(Data extract)

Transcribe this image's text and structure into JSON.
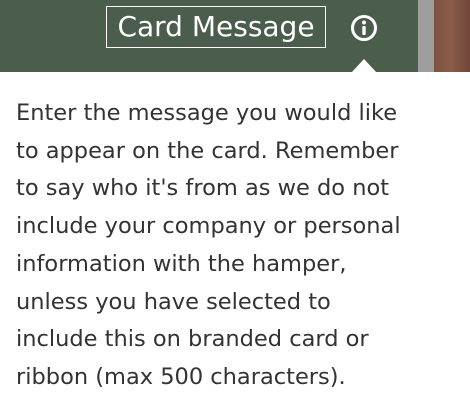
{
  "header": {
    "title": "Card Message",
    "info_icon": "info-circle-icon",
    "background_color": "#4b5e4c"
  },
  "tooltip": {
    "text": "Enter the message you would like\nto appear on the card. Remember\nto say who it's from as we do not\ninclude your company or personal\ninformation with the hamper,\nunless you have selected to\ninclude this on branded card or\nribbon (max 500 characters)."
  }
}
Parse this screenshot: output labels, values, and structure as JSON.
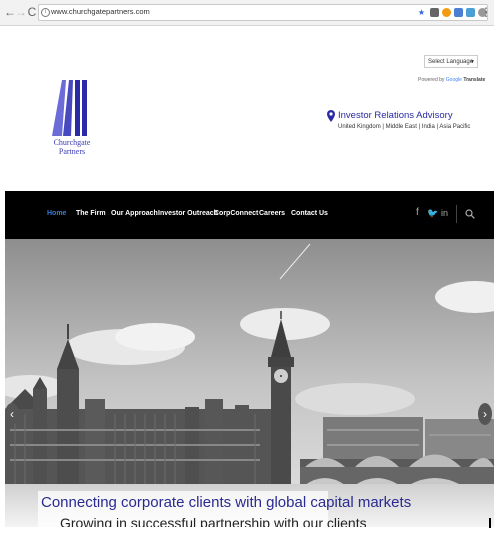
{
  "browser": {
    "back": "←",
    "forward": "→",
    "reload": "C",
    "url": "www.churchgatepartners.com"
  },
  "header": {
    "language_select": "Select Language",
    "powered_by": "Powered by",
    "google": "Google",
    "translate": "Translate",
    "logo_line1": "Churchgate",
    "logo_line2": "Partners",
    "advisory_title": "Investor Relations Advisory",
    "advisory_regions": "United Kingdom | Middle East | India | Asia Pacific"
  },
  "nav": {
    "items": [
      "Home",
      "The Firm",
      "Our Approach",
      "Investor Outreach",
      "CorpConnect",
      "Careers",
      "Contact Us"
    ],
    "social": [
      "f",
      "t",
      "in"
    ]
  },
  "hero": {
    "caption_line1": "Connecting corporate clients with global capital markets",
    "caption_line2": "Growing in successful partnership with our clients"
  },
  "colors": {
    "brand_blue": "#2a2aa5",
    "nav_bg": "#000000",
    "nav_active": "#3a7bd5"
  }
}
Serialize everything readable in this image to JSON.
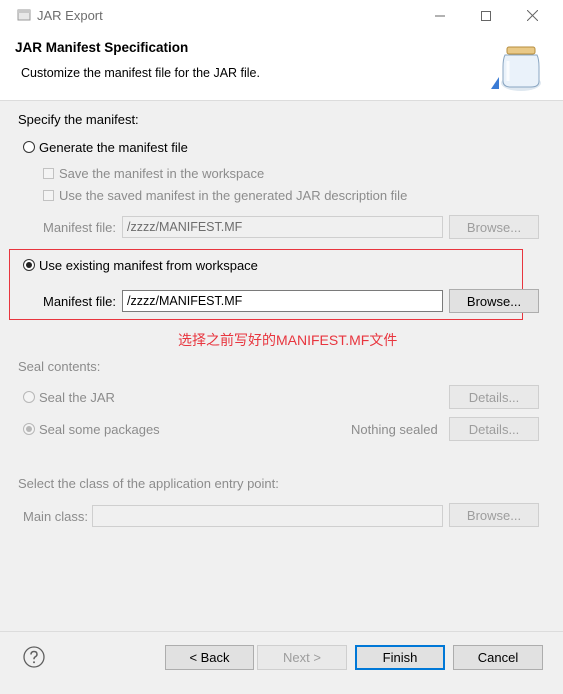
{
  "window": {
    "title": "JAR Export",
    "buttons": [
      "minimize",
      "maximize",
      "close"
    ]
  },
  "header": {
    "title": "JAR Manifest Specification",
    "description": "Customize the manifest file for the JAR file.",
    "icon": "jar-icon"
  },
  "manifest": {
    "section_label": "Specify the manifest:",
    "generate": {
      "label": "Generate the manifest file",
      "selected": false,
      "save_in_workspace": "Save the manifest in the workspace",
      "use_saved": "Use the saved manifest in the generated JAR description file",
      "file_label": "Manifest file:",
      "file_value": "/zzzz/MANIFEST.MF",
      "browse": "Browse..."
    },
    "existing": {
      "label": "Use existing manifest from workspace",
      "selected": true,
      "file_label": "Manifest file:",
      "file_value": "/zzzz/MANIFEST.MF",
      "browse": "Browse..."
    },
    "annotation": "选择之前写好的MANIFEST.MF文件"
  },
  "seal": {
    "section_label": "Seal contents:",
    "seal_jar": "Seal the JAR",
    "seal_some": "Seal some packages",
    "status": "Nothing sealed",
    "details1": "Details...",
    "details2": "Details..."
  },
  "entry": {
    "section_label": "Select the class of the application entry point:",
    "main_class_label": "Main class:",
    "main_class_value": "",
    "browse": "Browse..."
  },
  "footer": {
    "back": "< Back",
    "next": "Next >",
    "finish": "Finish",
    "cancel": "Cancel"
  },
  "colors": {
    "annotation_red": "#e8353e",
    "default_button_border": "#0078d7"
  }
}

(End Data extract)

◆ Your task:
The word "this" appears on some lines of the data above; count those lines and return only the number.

◆ Your solution:
4